Q: What are advantages to instructors who team teach?

Tucker & Forbes: “There are many ways to communicate about science and there is much we can learn from each other’s experiences. In addition, there are practical benefits of team-teaching. If one of us is away at a conference or is otherwise unavailable, the other can cover the course.

Pieper: “I learn from my colleagues every day. One of my favorite things about teaching in this course is that I get to hear other people’s opinions and experiences, and that helps improve my breadth of knowledge on the multiple topics we discuss.”

Q: What are other advantages to students in a team-taught course?

Tucker & Forbes: “It means that they have double the availability when it comes to seeking help or asking questions. We use a common email dedicated to the course, so that instructors both receive and can reply to and handle any comments or requests that come in, in a timely manner.”

Karagory: “Sharing experiences, perspectives, and problem-solving techniques empower faculty and students in recognizing the complexity of the human experience in healthcare. One of the biggest advantages is a well-designed team teaching classroom helps create a safe space where diverse opinions, ideas, disagreement and healthy conflict are welcomed. Rich, diverse learning occurs within a framework of inclusion.”

Q: What are challenges to team teaching?

Tucker & Forbes: “Most of the challenges were probably at the beginning when we were creating the course and trying to decide what content to include. We pretty much agreed on what topics to cover, but had different styles when it came to teaching and content creation. It’s necessary to put the students’ needs first when deciding how topics will be addressed. The online modules have now been developed and we simply tweak them a bit each year.”
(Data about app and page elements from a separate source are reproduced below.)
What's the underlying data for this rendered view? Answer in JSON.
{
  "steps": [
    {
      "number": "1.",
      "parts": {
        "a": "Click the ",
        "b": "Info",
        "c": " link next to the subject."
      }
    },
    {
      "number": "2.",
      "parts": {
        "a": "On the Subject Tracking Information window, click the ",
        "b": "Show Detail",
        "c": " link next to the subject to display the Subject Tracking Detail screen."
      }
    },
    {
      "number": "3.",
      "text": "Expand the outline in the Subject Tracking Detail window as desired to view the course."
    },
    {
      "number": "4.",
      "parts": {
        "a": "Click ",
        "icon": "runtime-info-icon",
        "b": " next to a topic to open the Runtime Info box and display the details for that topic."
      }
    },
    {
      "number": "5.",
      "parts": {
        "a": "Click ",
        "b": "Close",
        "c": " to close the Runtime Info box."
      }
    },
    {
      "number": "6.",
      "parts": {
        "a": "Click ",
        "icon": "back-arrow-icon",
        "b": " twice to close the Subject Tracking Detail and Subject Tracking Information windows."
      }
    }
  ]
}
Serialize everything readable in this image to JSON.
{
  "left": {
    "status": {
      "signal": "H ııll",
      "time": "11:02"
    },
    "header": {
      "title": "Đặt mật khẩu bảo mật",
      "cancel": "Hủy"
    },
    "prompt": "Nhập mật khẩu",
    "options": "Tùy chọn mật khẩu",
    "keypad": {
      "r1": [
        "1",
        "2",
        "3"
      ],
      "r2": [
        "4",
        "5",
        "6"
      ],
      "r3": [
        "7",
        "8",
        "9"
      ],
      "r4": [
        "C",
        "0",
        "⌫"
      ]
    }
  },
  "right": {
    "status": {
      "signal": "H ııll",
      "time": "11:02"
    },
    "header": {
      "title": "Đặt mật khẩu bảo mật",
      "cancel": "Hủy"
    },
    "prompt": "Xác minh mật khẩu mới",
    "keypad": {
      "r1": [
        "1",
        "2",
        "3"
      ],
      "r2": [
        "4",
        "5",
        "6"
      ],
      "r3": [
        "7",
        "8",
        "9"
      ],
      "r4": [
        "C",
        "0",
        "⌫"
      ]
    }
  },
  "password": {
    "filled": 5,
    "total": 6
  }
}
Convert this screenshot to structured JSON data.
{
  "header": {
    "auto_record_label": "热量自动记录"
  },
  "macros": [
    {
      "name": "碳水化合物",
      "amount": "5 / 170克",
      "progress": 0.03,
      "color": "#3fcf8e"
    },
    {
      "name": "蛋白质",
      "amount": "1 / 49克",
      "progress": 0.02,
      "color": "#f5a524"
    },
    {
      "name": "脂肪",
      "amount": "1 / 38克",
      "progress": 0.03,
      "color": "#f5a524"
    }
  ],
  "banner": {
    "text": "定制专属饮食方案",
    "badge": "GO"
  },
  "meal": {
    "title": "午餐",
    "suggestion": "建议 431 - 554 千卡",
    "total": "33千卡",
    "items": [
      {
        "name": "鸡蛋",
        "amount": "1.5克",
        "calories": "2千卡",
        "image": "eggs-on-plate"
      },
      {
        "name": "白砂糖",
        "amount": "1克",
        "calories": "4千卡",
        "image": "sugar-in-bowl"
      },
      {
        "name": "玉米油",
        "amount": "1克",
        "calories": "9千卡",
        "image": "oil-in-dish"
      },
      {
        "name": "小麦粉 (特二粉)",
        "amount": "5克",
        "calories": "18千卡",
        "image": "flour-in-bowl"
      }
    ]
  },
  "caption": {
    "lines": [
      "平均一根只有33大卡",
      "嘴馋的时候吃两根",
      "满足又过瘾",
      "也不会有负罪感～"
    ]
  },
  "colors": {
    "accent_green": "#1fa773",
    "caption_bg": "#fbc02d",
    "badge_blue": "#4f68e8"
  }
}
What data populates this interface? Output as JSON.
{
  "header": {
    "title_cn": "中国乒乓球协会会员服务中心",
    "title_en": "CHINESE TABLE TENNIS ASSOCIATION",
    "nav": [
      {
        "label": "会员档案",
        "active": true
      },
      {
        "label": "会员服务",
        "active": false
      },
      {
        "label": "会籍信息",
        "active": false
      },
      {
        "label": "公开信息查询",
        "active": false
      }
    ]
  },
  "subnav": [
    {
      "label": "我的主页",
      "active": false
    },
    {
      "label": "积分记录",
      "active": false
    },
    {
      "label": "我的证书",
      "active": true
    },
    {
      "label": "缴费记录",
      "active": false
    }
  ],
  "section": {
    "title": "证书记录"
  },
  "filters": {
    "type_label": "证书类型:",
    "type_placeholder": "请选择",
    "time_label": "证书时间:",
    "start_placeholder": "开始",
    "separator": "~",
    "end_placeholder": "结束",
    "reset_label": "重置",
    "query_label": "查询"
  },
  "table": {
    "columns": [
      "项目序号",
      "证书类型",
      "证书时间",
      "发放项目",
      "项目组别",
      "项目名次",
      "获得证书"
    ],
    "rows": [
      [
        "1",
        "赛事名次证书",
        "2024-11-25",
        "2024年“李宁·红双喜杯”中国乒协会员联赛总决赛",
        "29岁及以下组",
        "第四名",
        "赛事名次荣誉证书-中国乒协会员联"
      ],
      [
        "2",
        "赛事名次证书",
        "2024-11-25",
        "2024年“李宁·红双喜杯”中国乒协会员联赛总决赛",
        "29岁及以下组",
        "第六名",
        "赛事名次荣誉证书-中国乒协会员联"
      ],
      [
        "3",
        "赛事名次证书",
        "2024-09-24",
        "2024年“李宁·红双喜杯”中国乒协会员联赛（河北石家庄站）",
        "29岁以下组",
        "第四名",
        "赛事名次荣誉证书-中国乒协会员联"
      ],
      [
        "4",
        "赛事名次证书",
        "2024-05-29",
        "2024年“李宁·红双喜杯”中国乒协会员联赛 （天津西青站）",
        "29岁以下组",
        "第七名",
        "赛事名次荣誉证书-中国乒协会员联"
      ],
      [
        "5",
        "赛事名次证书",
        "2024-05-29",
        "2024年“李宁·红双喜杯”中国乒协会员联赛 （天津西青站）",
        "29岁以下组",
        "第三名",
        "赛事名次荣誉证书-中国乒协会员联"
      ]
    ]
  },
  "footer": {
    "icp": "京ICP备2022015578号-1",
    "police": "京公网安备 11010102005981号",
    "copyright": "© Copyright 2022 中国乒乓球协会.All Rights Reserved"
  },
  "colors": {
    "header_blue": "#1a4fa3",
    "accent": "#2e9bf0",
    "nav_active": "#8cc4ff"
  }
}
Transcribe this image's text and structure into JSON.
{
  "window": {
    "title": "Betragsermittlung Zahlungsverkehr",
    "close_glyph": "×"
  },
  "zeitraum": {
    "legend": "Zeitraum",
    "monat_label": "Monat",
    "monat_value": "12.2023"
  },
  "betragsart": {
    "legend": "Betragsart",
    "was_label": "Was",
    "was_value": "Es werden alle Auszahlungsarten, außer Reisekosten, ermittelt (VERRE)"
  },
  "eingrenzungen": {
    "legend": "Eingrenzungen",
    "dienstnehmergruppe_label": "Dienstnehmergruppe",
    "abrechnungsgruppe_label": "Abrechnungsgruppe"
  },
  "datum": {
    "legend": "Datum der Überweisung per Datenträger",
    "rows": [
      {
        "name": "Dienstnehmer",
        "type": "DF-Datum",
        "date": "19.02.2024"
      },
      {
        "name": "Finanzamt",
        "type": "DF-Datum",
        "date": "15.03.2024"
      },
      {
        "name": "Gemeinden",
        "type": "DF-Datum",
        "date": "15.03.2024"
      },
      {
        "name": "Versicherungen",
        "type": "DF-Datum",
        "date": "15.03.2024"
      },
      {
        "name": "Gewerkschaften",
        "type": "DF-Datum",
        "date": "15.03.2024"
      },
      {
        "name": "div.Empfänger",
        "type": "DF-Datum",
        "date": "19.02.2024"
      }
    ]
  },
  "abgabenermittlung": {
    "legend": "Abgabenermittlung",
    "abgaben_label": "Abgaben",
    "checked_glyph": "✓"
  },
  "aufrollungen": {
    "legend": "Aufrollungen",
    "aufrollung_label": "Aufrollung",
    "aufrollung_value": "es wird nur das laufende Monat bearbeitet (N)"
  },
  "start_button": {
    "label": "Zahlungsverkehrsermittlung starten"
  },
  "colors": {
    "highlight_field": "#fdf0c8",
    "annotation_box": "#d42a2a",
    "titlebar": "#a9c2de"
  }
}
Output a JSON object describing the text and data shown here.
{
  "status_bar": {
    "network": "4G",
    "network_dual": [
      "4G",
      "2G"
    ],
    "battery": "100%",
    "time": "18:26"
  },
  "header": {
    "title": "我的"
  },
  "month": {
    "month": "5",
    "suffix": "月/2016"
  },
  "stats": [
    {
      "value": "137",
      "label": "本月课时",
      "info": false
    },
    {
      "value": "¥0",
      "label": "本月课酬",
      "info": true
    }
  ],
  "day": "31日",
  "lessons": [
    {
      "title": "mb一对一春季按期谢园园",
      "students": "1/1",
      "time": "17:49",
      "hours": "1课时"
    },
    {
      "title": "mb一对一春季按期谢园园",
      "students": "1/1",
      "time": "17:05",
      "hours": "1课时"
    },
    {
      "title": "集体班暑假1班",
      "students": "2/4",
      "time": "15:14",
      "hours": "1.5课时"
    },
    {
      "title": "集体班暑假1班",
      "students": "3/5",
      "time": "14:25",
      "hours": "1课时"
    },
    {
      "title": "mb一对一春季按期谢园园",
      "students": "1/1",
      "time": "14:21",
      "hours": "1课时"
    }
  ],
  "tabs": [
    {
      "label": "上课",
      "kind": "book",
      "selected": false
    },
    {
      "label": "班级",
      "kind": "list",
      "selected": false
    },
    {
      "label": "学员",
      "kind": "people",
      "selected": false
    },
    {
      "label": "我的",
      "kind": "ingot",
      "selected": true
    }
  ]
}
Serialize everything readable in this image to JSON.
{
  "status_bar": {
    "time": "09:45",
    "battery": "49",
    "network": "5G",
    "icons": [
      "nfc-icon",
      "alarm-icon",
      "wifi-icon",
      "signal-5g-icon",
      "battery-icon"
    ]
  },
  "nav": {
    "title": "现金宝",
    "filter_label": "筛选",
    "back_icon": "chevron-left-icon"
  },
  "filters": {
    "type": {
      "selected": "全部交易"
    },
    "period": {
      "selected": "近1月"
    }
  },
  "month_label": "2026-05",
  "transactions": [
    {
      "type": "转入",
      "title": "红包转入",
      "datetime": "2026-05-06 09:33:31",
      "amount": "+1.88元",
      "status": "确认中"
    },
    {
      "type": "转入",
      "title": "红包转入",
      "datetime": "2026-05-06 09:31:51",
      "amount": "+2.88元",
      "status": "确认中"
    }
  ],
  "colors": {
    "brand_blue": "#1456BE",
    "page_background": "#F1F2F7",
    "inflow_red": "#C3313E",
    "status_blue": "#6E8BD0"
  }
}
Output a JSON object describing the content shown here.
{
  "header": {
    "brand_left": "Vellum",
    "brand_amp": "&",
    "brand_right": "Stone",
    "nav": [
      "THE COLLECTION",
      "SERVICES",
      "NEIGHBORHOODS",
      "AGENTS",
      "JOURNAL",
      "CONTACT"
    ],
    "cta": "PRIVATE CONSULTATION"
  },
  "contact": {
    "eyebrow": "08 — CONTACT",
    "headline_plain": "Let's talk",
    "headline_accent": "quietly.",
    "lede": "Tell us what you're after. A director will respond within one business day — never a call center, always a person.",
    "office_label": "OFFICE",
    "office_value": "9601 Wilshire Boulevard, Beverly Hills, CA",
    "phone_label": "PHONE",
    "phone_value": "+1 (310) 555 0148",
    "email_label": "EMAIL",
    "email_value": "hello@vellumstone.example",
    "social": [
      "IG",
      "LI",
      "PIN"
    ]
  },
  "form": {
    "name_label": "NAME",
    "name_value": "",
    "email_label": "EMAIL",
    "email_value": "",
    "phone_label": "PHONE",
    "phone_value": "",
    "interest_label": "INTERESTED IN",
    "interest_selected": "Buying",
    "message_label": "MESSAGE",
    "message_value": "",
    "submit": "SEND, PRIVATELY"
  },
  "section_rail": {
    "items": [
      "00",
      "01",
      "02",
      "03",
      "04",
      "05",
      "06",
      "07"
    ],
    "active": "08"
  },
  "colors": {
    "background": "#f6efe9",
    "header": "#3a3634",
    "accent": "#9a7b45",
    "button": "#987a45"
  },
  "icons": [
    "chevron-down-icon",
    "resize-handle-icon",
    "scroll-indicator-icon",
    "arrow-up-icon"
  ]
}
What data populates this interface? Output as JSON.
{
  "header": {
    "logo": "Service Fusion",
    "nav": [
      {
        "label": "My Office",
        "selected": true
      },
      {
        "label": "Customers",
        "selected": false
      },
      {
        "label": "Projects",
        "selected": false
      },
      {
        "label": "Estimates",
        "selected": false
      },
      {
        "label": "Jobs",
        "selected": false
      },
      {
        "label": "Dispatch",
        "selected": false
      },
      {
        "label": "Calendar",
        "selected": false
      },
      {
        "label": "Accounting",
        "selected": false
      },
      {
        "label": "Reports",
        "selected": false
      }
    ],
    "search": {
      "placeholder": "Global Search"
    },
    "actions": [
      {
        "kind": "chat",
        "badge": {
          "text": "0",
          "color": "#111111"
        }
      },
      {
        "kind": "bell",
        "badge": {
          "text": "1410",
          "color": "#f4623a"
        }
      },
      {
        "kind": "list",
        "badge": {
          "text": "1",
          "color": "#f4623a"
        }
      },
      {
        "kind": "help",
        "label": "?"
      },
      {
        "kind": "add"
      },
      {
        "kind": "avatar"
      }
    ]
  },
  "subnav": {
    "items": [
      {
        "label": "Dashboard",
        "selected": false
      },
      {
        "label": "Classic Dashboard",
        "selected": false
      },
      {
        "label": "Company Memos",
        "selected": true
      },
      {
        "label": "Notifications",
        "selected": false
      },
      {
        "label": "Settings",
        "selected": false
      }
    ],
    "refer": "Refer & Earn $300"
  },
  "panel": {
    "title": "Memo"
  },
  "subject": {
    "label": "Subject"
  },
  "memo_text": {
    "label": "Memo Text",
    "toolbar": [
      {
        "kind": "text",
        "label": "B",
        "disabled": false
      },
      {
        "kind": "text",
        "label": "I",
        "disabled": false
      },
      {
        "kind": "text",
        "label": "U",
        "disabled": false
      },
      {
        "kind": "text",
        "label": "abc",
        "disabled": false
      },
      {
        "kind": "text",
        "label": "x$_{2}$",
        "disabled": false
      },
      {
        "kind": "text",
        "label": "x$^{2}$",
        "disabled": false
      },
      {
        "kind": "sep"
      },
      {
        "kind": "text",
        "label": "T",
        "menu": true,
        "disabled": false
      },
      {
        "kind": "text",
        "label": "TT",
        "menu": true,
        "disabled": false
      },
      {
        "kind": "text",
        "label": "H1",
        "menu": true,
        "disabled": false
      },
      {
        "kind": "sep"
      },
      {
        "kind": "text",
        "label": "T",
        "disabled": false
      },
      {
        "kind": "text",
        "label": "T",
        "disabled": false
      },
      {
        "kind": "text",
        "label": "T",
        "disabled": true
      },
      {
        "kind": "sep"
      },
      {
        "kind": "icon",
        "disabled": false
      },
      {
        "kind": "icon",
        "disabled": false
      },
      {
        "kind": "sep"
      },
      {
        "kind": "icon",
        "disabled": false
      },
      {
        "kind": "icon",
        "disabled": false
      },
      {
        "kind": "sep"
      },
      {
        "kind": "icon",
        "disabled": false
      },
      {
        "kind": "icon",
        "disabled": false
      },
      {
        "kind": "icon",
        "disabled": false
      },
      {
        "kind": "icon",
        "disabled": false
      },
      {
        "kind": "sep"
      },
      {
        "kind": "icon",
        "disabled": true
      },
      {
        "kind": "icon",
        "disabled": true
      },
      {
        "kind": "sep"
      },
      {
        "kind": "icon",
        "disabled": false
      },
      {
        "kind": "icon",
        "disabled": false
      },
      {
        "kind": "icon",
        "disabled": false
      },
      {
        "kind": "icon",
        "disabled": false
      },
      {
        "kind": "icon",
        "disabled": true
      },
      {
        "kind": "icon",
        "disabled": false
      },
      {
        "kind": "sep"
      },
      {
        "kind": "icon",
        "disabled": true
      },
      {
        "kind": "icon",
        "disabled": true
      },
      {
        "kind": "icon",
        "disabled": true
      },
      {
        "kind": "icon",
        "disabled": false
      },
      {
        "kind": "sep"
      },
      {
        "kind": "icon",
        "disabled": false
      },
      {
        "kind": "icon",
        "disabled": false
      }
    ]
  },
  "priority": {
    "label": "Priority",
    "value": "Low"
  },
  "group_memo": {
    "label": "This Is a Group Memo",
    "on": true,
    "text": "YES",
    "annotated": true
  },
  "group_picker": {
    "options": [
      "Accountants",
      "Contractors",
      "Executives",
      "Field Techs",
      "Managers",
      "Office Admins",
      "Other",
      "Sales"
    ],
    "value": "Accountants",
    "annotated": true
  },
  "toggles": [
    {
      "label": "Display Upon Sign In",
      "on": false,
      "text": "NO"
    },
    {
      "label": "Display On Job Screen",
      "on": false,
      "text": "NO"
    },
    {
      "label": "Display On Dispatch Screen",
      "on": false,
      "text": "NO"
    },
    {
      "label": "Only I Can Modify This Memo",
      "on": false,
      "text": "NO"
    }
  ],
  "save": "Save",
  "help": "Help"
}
Fusiek: “Time. It takes passion and commitment to be able to put in the time and effort to be at class each week and give your best to the topic that is being discussed. I am a full-time student and also TA another class, so this class takes a whole day of my time. But I do it because I love nursing and I want to be part of teaching the future generation.”

Q: What are other considerations to keep in mind when considering team teaching a course?

Tucker & Forbes: “Having a partner to bounce ideas off of is very helpful. It’s also good that we have been colleagues and have worked on teams together before, so we are very familiar with each other’s style of work and teaching. From our experience, we have found team teaching to be very beneficial, but it does take some time as well to coordinate. Communicating with each other is always very important.”

Walker: “Communication is key. With the busy schedule I keep, [the weekly recaps and agenda] are imperative for my success as an instructor in this class. Everyone being a ‘team player’ is super important. No one has to pull anyone else’s weight. We are all active participants in our teaching team, and we pick each other up when life gets in the way. Lastly, we all share a passion for our students and their learning. When that is the case, it is difficult to not be successful.”

Writer: Karen S. Neubauer, assistant director, Center for Instructional Excellence, 765-494-5110, neubauer@purdue.edu

Last updated: October 9, 2019